More than 15 police officers a week are being attacked monitoring Britain’s transport networks, far higher than first thought.
There were 2,402 reported assaults against British Transport Police (BTP) officers in the three years to October 2018, Freedom of Information requests have shown.
These included one attempted murder, 13 sexual assaults, and 235 incidents of racially or religiously aggravated harassment against officers.
The revelations come after BTP admitted an error in figures provided to the Press Association and reported last month, with more than 450 additional incidents between 2015 and 2018.
Leeds station, in West Yorkshire, was second, with 92 , followed by Manchester Piccadilly with 88 attacks, and London Liverpool Street with 78.
A number of other stations in the capital also had high assault rates, with 73 at Stratford in east London, 62 at St Pancras, 58 at Euston.
Paddington and Waterloo stations had 49 and 47 incidents respectively.
One BTP officer who was attacked on duty told the Press Association he quickly returned to work because his absence cut his team’s manpower by a third.
Pc Adam Heslop was punched in the face when responding to a routine call in Lancaster in March 2017.
He said: “The longer I was away, the longer the cases would build up.
“It’s the first time in nine years of policing that somebody had succeeded in punching me.
“I didn’t expect it at all and I felt a bit useless.”
The force have called the figures “shocking” but said CCTV recording helps in tracking down offenders.
Superintendent Darren Malpas of the British Transport Police said: “Attacks on officers will not be tolerated and every assault is one too many.
“These figures are a shocking reflection of the risks officers face while trying to keep others safe.

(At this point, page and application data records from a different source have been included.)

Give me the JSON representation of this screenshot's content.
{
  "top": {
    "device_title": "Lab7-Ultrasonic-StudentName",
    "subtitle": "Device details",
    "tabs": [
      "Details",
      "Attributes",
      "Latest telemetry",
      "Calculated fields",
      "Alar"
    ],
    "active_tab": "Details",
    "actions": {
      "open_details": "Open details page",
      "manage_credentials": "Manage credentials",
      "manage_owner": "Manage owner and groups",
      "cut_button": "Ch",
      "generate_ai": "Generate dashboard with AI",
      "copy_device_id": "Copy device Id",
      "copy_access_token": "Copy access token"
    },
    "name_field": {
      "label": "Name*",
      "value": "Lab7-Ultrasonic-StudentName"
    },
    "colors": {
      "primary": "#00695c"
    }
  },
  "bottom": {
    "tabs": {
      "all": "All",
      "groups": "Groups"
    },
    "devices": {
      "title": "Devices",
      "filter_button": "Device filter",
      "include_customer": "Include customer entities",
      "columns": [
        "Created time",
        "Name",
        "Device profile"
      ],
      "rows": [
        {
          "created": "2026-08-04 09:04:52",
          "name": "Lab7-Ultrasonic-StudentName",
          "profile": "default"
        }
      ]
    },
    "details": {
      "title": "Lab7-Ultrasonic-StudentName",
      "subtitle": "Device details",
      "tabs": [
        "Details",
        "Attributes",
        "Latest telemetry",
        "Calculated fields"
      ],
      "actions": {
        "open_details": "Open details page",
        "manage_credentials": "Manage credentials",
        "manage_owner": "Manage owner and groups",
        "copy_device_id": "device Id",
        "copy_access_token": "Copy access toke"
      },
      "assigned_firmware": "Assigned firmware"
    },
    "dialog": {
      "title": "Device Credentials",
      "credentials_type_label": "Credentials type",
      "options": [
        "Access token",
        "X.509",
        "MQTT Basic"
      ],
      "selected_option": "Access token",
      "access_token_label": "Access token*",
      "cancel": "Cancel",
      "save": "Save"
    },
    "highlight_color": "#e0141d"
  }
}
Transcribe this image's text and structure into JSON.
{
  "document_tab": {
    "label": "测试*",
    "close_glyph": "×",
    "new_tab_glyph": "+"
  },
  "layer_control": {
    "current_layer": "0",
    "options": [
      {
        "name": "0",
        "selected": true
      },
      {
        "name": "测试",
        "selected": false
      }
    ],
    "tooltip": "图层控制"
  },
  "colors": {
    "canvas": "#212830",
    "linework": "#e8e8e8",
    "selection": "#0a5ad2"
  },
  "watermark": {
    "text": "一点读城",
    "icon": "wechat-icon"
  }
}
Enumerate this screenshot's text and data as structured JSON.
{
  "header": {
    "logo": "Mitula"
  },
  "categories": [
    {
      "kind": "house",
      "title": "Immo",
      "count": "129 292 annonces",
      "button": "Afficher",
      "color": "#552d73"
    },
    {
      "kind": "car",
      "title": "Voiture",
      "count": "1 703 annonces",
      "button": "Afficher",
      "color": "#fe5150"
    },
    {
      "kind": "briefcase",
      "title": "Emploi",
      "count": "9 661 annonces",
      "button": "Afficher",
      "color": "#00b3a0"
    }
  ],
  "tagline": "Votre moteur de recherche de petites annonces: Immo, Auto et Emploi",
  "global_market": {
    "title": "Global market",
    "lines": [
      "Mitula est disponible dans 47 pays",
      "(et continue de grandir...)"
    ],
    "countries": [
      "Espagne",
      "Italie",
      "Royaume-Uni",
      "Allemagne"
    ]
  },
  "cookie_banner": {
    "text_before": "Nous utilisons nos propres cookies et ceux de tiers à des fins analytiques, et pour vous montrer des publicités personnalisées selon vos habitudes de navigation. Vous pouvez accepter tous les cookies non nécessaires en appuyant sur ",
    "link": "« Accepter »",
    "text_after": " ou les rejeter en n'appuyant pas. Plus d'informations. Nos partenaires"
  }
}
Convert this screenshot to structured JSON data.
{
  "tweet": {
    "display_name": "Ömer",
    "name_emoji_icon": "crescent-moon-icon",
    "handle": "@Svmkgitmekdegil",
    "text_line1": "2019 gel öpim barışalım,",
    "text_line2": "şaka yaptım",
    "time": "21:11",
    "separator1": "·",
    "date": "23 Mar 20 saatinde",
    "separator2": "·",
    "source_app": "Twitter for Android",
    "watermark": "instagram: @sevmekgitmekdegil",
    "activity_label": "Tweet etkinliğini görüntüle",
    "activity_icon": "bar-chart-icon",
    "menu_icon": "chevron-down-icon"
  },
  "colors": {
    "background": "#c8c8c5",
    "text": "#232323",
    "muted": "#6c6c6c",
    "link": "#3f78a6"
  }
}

“Thankfully we police a CCTV rich environment, and our police officers are equipped with body worn cameras, which mean we have a variety of evidence available to bring offenders before the courts.”